Things to Know About Lottery That Can Make You a Smarter Player

Lottery is a popular form of gambling in which numbers are drawn at random for a prize. While some governments outlaw it, others endorse it to varying degrees and organize state or national lotteries. Lottery tickets are sold in many forms, including scratch-off and instant games. In addition, some states regulate the sale of lottery tickets.

Some people buy lotto tickets to improve their chances of winning, while others buy them because they think they are a good way to raise money for charity or for public projects. Regardless of the reason, there are certain things to know about lottery that can make you a smarter player. The first thing to understand is that the odds of winning are long, but there are still some strategies you can use to increase your chances of success. For instance, you can buy multiple tickets to increase your chances of winning, or choose your numbers based on past birthdays or other lucky combinations. Another strategy is to find the expected value of a particular lottery game, which calculates the probability that you will win assuming that all outcomes are equally likely.

It is not uncommon for lotteries to partner with sports teams and other companies for product promotions. These partnerships benefit both the lottery and the companies by increasing brand awareness and product sales. Moreover, they can also help attract new players. In addition, most lotteries offer a range of different prizes, from cash to vacations and even cars.

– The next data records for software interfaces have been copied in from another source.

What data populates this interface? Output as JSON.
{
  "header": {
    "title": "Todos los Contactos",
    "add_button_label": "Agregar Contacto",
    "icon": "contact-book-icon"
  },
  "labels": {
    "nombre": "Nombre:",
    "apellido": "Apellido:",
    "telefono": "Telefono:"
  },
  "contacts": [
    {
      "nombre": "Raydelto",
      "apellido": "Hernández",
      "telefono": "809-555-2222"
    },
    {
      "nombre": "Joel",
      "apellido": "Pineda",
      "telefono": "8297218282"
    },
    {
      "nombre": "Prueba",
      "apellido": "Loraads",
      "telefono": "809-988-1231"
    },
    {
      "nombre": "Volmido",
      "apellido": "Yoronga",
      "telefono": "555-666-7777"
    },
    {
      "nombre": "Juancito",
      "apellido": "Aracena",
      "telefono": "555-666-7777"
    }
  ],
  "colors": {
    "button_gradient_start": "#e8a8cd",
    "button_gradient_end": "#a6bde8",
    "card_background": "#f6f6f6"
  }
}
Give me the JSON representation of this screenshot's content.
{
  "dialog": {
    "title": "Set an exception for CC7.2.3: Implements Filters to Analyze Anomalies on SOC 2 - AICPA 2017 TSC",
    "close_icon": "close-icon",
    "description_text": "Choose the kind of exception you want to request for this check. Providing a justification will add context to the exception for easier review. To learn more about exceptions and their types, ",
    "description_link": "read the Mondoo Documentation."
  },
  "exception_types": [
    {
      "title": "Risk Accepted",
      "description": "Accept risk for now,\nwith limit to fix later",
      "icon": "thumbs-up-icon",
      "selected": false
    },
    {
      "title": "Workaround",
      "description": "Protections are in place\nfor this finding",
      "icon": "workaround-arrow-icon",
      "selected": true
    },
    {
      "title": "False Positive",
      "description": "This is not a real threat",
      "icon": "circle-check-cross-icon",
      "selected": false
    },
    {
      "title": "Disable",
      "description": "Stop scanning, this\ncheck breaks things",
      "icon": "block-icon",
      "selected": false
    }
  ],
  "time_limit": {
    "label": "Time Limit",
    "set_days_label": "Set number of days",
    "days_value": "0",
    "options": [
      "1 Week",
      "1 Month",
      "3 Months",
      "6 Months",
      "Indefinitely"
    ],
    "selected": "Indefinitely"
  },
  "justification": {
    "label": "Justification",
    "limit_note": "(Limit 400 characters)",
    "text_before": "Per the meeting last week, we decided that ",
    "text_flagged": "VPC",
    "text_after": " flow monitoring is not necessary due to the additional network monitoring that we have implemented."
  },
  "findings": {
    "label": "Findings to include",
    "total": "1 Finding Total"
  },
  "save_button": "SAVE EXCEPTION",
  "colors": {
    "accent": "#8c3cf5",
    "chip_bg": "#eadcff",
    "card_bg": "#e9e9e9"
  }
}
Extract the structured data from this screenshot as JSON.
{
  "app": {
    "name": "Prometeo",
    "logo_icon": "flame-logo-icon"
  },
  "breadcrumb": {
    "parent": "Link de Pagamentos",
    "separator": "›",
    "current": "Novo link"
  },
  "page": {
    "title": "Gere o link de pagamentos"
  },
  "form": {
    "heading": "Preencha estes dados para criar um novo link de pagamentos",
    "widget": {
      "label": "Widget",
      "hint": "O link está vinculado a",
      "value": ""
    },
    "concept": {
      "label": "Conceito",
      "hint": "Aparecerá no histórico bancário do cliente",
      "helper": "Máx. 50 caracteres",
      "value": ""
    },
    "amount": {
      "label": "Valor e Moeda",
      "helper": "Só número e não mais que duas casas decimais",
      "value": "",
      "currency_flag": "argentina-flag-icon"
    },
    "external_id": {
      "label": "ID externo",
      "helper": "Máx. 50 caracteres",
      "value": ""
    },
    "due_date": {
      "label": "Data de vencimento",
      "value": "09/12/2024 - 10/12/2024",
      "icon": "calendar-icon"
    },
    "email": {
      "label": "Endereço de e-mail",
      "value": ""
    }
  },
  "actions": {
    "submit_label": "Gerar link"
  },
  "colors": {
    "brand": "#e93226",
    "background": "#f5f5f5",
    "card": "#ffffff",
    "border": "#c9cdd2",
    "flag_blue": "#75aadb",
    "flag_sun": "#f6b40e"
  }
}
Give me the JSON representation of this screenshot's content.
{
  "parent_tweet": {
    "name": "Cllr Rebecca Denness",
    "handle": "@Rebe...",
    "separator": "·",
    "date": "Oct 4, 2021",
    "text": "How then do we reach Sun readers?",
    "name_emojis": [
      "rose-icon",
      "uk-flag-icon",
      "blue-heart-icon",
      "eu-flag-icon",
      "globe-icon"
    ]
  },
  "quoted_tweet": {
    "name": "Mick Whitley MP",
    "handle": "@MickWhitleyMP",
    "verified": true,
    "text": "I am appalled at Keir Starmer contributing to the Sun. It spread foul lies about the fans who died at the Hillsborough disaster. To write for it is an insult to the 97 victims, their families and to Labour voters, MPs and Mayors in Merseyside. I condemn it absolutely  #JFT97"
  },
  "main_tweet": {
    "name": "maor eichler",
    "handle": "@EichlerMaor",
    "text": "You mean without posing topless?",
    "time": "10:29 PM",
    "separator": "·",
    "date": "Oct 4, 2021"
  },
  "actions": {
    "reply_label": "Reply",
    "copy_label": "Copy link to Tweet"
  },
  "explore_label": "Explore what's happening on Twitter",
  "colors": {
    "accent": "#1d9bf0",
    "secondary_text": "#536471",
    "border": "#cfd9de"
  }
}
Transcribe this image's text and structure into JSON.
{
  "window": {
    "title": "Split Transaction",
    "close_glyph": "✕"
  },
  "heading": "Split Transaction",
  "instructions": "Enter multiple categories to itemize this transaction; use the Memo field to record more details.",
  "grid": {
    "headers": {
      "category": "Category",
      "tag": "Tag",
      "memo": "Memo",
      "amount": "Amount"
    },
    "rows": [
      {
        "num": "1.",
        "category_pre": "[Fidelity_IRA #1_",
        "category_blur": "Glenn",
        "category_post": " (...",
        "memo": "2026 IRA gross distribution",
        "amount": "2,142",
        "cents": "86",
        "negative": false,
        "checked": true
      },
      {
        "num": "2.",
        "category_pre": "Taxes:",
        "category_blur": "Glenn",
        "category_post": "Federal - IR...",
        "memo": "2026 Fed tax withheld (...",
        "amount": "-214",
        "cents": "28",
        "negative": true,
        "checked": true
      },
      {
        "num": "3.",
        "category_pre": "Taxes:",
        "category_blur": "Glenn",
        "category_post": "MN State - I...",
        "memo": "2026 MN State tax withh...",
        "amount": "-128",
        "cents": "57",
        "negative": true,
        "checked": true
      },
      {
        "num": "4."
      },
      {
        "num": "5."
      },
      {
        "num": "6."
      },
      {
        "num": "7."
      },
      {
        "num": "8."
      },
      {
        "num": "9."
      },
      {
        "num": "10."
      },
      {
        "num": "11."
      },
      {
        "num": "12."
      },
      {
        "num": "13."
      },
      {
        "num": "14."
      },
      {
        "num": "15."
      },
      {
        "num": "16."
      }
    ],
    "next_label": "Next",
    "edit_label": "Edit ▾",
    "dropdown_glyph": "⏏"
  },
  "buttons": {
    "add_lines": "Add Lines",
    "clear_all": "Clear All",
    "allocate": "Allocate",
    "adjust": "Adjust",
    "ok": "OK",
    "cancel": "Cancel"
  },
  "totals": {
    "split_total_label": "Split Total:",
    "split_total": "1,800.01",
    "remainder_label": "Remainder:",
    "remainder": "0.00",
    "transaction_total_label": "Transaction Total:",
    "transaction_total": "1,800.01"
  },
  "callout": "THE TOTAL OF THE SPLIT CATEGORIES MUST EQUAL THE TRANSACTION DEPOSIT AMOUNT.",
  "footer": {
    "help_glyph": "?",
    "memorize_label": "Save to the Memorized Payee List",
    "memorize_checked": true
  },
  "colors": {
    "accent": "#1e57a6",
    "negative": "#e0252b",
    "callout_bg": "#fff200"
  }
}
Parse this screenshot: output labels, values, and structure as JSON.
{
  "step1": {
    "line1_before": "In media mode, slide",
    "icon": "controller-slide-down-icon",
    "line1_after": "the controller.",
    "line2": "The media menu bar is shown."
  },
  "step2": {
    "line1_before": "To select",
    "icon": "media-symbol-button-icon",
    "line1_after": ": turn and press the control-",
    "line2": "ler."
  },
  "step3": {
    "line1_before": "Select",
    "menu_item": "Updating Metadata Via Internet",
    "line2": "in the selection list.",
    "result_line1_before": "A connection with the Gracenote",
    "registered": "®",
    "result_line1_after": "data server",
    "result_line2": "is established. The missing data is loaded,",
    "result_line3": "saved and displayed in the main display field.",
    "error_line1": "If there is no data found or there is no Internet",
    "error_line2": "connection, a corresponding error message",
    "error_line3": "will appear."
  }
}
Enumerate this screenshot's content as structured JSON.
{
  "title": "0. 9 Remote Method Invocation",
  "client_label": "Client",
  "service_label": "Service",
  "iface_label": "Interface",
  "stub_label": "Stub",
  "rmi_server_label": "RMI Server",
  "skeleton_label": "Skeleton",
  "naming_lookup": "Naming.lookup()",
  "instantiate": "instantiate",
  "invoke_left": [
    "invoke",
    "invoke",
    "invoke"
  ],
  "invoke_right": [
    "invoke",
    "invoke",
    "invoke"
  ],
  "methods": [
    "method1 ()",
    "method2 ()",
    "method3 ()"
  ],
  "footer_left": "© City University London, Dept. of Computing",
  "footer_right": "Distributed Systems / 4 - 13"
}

Although lotteries may appear to be harmless, they are in fact a form of gambling that can have negative impacts on the health and well-being of individuals. Lottery play is associated with increased risks of depression, anxiety, and substance abuse. Furthermore, it has been shown to have a significant impact on the financial stability of families. Lottery plays are largely concentrated among lower-income communities and disproportionately less educated. Moreover, they tend to spend more on lottery tickets than other Americans.

The popularity of lotteries is due to the irrational hope that they can change their lives through a chance drawing. While this hope is irrational and mathematically impossible, it appeals to the innate love of luck in human beings. The dazzling billboards that dangle the promise of instant wealth in front of the unsuspecting public are particularly potent.

Lotteries are popular in times of economic stress, when the government’s budget is tight and taxes are rising. They are also effective in promoting the message that the proceeds from the lottery will be used for a public good, such as education.

While most people are aware that they have a small chance of winning, they continue to play because it is fun and addictive. In addition, they feel a sense of duty to support the lottery because it helps the children of the state. In other words, they are relying on the myth of meritocracy to justify their behavior. Unfortunately, this myth is flawed and skewed.